* DIRECTIONS
Keep every word the same. Repeat the records without their images.

----

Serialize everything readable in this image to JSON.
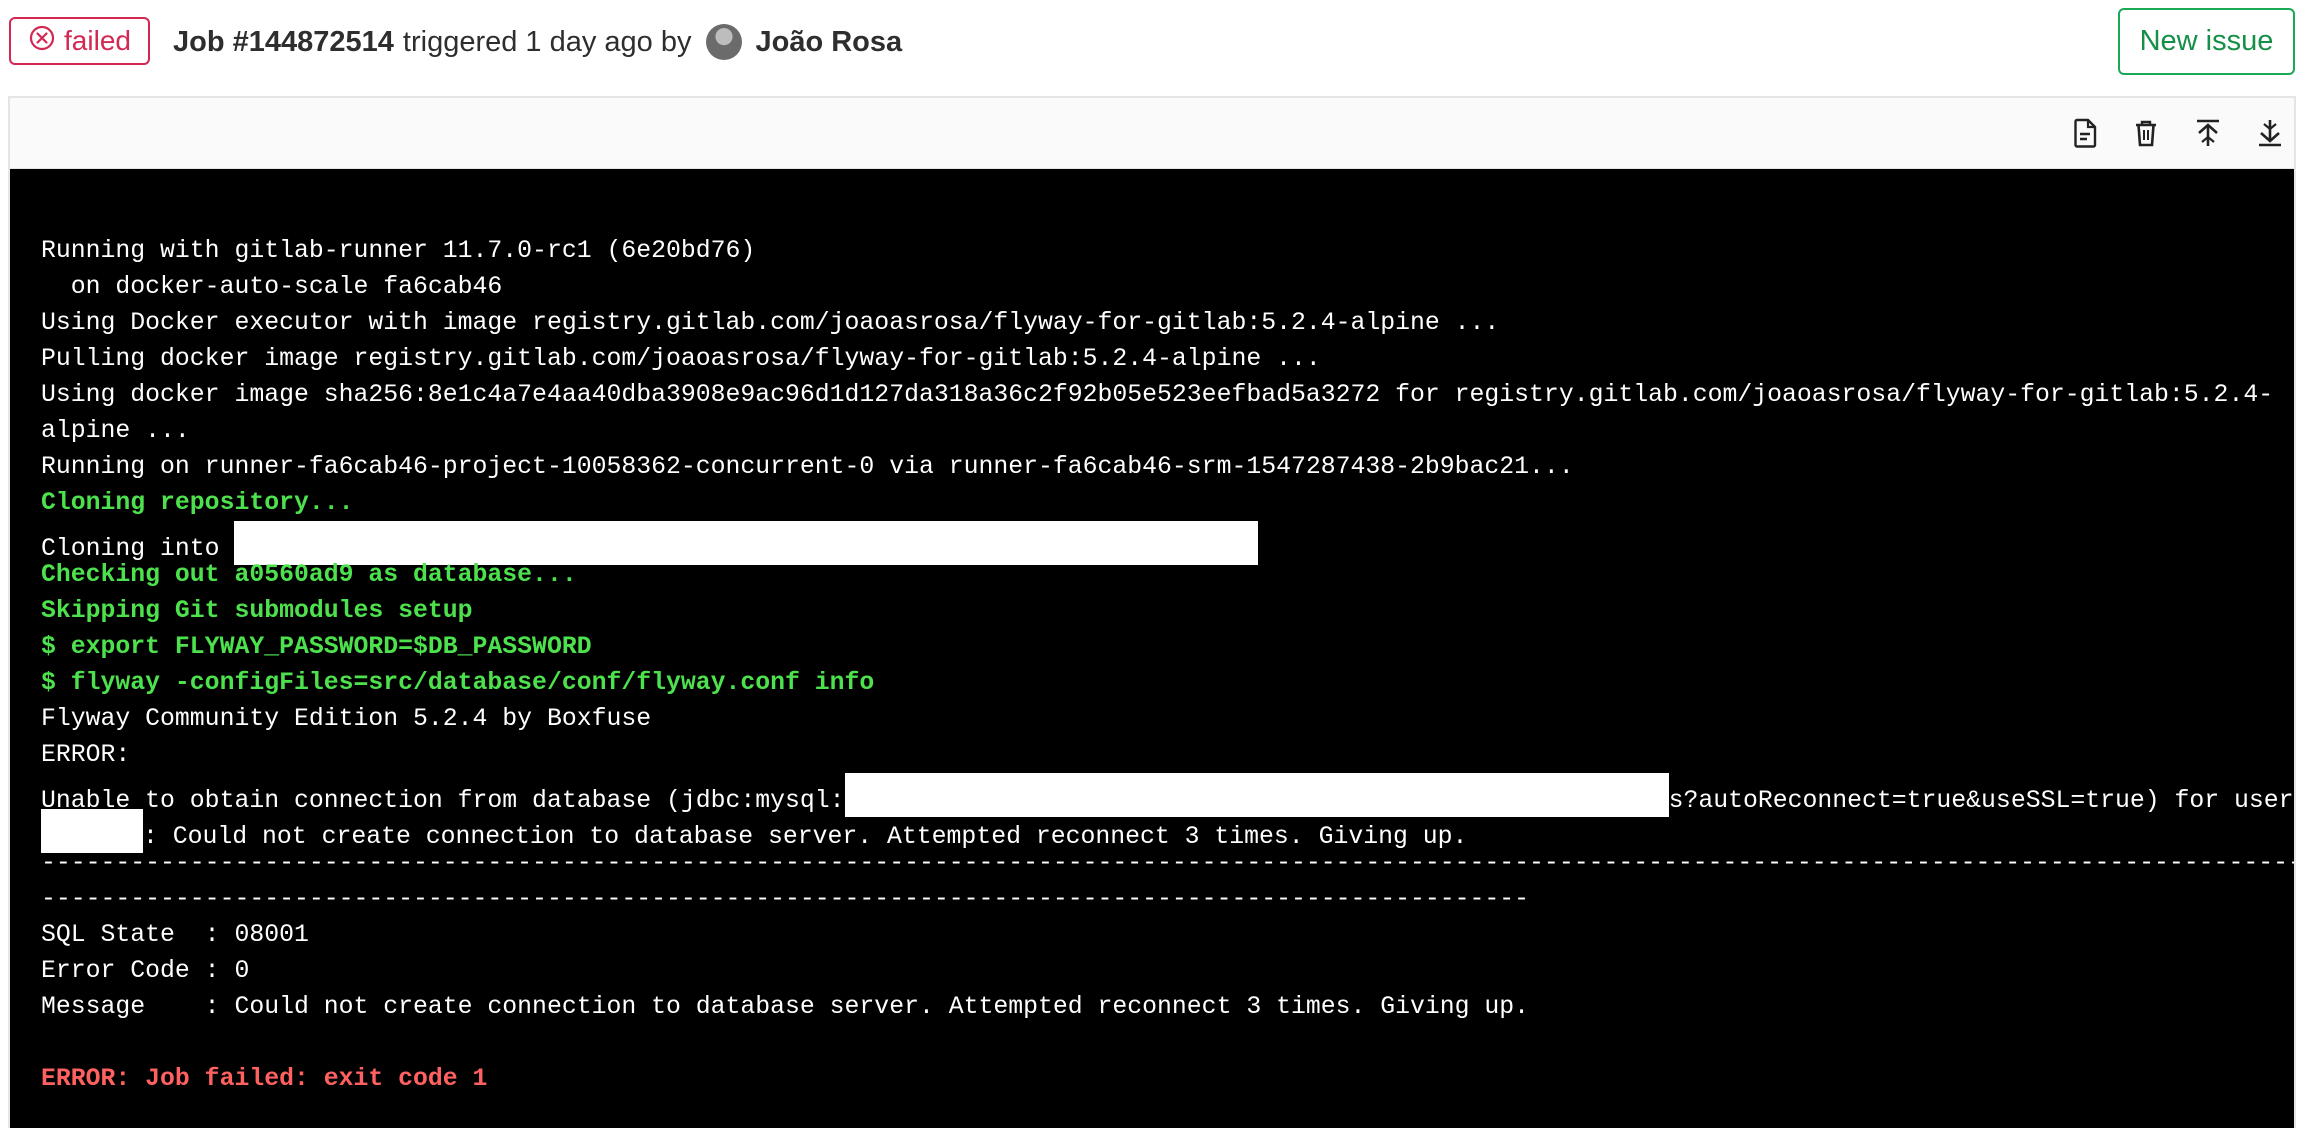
{
  "header": {
    "status": "failed",
    "job_id": "Job #144872514",
    "triggered_text": "triggered 1 day ago by",
    "author": "João Rosa",
    "new_issue_label": "New issue"
  },
  "toolbar": {
    "icons": [
      "raw-log-icon",
      "erase-trash-icon",
      "scroll-top-icon",
      "scroll-bottom-icon"
    ]
  },
  "log": {
    "l1": "Running with gitlab-runner 11.7.0-rc1 (6e20bd76)",
    "l2": "  on docker-auto-scale fa6cab46",
    "l3": "Using Docker executor with image registry.gitlab.com/joaoasrosa/flyway-for-gitlab:5.2.4-alpine ...",
    "l4": "Pulling docker image registry.gitlab.com/joaoasrosa/flyway-for-gitlab:5.2.4-alpine ...",
    "l5": "Using docker image sha256:8e1c4a7e4aa40dba3908e9ac96d1d127da318a36c2f92b05e523eefbad5a3272 for registry.gitlab.com/joaoasrosa/flyway-for-gitlab:5.2.4-",
    "l6": "alpine ...",
    "l7": "Running on runner-fa6cab46-project-10058362-concurrent-0 via runner-fa6cab46-srm-1547287438-2b9bac21...",
    "l8": "Cloning repository...",
    "l9": "Cloning into ",
    "l10": "Checking out a0560ad9 as database...",
    "l11": "Skipping Git submodules setup",
    "l12": "$ export FLYWAY_PASSWORD=$DB_PASSWORD",
    "l13": "$ flyway -configFiles=src/database/conf/flyway.conf info",
    "l14": "Flyway Community Edition 5.2.4 by Boxfuse",
    "l15": "ERROR:",
    "l16a": "Unable to obtain connection from database (jdbc:mysql:",
    "l16b": "s?autoReconnect=true&useSSL=true) for user",
    "l17": ": Could not create connection to database server. Attempted reconnect 3 times. Giving up.",
    "l18": "------------------------------------------------------------------------------------------------------------------------------------------------------------",
    "l19": "----------------------------------------------------------------------------------------------------",
    "l20": "SQL State  : 08001",
    "l21": "Error Code : 0",
    "l22": "Message    : Could not create connection to database server. Attempted reconnect 3 times. Giving up.",
    "l23": "ERROR: Job failed: exit code 1"
  }
}
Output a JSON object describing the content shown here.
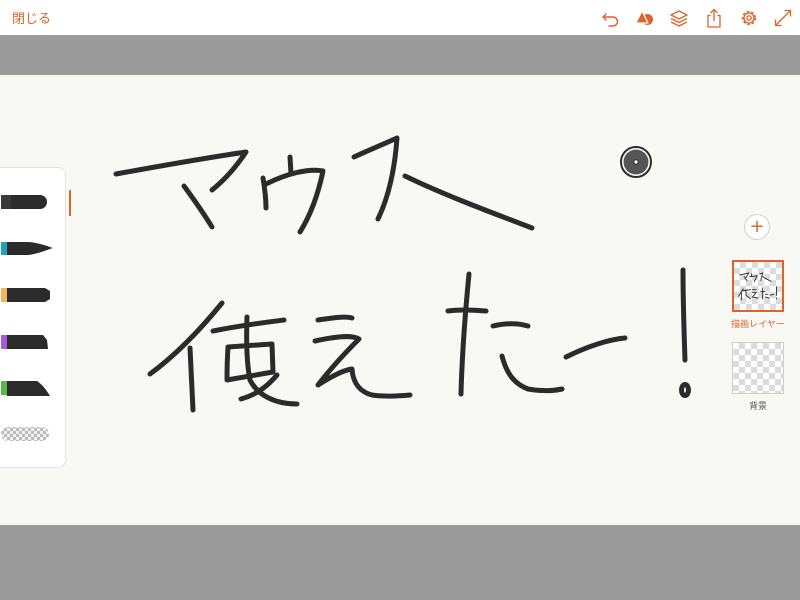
{
  "toolbar": {
    "close_label": "閉じる",
    "icons": [
      "undo-icon",
      "color-shape-icon",
      "layers-icon",
      "share-icon",
      "settings-icon",
      "fullscreen-icon"
    ]
  },
  "layers": {
    "items": [
      {
        "label": "描画レイヤー",
        "selected": true
      },
      {
        "label": "背景",
        "selected": false
      }
    ]
  },
  "brushes": [
    {
      "name": "marker",
      "accent": "#d9652b",
      "selected": true
    },
    {
      "name": "pen",
      "accent": "#1fa3b8",
      "selected": false
    },
    {
      "name": "pencil",
      "accent": "#f0b85a",
      "selected": false
    },
    {
      "name": "crayon",
      "accent": "#a45be0",
      "selected": false
    },
    {
      "name": "ink",
      "accent": "#56b848",
      "selected": false
    },
    {
      "name": "eraser",
      "accent": "#bcbcbc",
      "selected": false
    }
  ],
  "colors": {
    "accent": "#d9652b",
    "ink": "#2b2b2b",
    "canvas": "#f8f8f5",
    "background": "#9b9b9b"
  }
}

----

* YOUR RESPONSE
Serialize everything readable in this image to JSON.
{
  "header": {
    "status": "failed",
    "job_id": "Job #144872514",
    "triggered_text": "triggered 1 day ago by",
    "author": "João Rosa",
    "new_issue_label": "New issue"
  },
  "toolbar": {
    "icons": [
      "raw-log-icon",
      "erase-trash-icon",
      "scroll-top-icon",
      "scroll-bottom-icon"
    ]
  },
  "log": {
    "l1": "Running with gitlab-runner 11.7.0-rc1 (6e20bd76)",
    "l2": "  on docker-auto-scale fa6cab46",
    "l3": "Using Docker executor with image registry.gitlab.com/joaoasrosa/flyway-for-gitlab:5.2.4-alpine ...",
    "l4": "Pulling docker image registry.gitlab.com/joaoasrosa/flyway-for-gitlab:5.2.4-alpine ...",
    "l5": "Using docker image sha256:8e1c4a7e4aa40dba3908e9ac96d1d127da318a36c2f92b05e523eefbad5a3272 for registry.gitlab.com/joaoasrosa/flyway-for-gitlab:5.2.4-",
    "l6": "alpine ...",
    "l7": "Running on runner-fa6cab46-project-10058362-concurrent-0 via runner-fa6cab46-srm-1547287438-2b9bac21...",
    "l8": "Cloning repository...",
    "l9": "Cloning into ",
    "l10": "Checking out a0560ad9 as database...",
    "l11": "Skipping Git submodules setup",
    "l12": "$ export FLYWAY_PASSWORD=$DB_PASSWORD",
    "l13": "$ flyway -configFiles=src/database/conf/flyway.conf info",
    "l14": "Flyway Community Edition 5.2.4 by Boxfuse",
    "l15": "ERROR:",
    "l16a": "Unable to obtain connection from database (jdbc:mysql:",
    "l16b": "s?autoReconnect=true&useSSL=true) for user",
    "l17": ": Could not create connection to database server. Attempted reconnect 3 times. Giving up.",
    "l18": "------------------------------------------------------------------------------------------------------------------------------------------------------------",
    "l19": "----------------------------------------------------------------------------------------------------",
    "l20": "SQL State  : 08001",
    "l21": "Error Code : 0",
    "l22": "Message    : Could not create connection to database server. Attempted reconnect 3 times. Giving up.",
    "l23": "ERROR: Job failed: exit code 1"
  }
}
Output a JSON object describing the content shown here.
{
  "toolbar": {
    "close_label": "閉じる",
    "icons": [
      "undo-icon",
      "color-shape-icon",
      "layers-icon",
      "share-icon",
      "settings-icon",
      "fullscreen-icon"
    ]
  },
  "layers": {
    "items": [
      {
        "label": "描画レイヤー",
        "selected": true
      },
      {
        "label": "背景",
        "selected": false
      }
    ]
  },
  "brushes": [
    {
      "name": "marker",
      "accent": "#d9652b",
      "selected": true
    },
    {
      "name": "pen",
      "accent": "#1fa3b8",
      "selected": false
    },
    {
      "name": "pencil",
      "accent": "#f0b85a",
      "selected": false
    },
    {
      "name": "crayon",
      "accent": "#a45be0",
      "selected": false
    },
    {
      "name": "ink",
      "accent": "#56b848",
      "selected": false
    },
    {
      "name": "eraser",
      "accent": "#bcbcbc",
      "selected": false
    }
  ],
  "colors": {
    "accent": "#d9652b",
    "ink": "#2b2b2b",
    "canvas": "#f8f8f5",
    "background": "#9b9b9b"
  }
}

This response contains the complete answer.